So that you may have a frame of reference for my review, I am neutral on the subject of "period practice" of baroque music. If you are unfamiliar with that subject, there is an informative Wikipedia article titled "Historically Informed Performance". My neutrality has a couple of exceptions. I prefer a work written originally for harpsichord, when played on the piano, take into account the limitations of the harpsichord with respect to a shorter sustain, and less touch-responsive dynamic range. Specifically, I prefer a piano performance of harpsichord music that avoids too much pedal and excessive "drama" of pianissimo/fortissimo mood swings. Also, I wish to tell you I am not a pianist. I'll tell you what I like, what I don't, and why. But criticism of a pianist's performance from me would be ... blasphemous. There it is.

The total time for Ms. Ha's reading of Bach's Goldberg Variations weighs in at just under 40 minutes. Her tempi for the variations is very close to Glenn Gould's 1955 "landmark" recording (if you don't mind his off-key humming / mumbling), and much faster than, say, Tatiana Nikolayeva's readings which run from 70 - 78 minutes. Nikolayeva's is also a landmark recording, in my opinion. (It was her performance of Bach's Well-Tempered Clavier that inspired Shostakovich to write his own set of 24 Preludes & Fugues.)

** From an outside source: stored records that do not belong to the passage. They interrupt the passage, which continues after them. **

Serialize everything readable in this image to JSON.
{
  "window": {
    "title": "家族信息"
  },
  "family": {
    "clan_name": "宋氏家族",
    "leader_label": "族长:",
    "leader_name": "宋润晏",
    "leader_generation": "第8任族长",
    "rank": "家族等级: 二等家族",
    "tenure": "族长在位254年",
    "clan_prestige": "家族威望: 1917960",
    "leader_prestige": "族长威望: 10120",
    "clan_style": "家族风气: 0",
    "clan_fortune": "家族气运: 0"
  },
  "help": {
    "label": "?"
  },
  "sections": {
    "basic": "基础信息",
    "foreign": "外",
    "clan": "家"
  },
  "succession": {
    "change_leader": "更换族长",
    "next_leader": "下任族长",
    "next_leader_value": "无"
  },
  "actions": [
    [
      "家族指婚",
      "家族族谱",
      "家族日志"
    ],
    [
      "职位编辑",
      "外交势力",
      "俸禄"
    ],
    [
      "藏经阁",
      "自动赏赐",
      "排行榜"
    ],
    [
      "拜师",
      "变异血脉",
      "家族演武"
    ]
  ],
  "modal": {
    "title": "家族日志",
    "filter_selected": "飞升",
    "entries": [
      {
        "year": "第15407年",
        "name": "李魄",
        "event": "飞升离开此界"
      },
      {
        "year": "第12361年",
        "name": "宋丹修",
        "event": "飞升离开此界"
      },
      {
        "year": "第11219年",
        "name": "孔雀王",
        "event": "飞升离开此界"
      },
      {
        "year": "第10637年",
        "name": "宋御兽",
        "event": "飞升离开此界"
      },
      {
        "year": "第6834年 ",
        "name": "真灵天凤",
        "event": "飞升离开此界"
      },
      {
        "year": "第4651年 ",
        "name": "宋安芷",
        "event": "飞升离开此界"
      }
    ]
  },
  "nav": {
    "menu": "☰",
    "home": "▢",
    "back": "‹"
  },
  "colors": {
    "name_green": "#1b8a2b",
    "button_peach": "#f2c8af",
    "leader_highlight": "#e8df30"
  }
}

Despite the quick tempi, Seung-Un Ha's very precise, very clean attack produces (for me) a very satisfying performance. This is not a reading I would choose for late night reverie. It's a very energized performance, and very energizing listening. What I most like about this performance is that she does not get in the way of the music. Some other performances seem - to me - to be trying to project so much of their own personality (read: ego) into the music that it seems they would "re-invent" Bach, if they had their way. For example, I find a number of pianists play Variation 29 with the (perceived) intention of sforzando, or fortissimo ... as though it were Rachmaninov (Prelude #2 comes to mind), or a Busoni transcription/arrangement. But in my view, Variation 29's chords, with their double-handfuls of notes, speak for themselves, without the performer-added drama. This reading has no such over-dramatized shortcoming. Seung-hu's very even approach to the dynamics (part of what I meant by "not getting in the way of the music") is one of the things I find most satisfying. But that's just me ...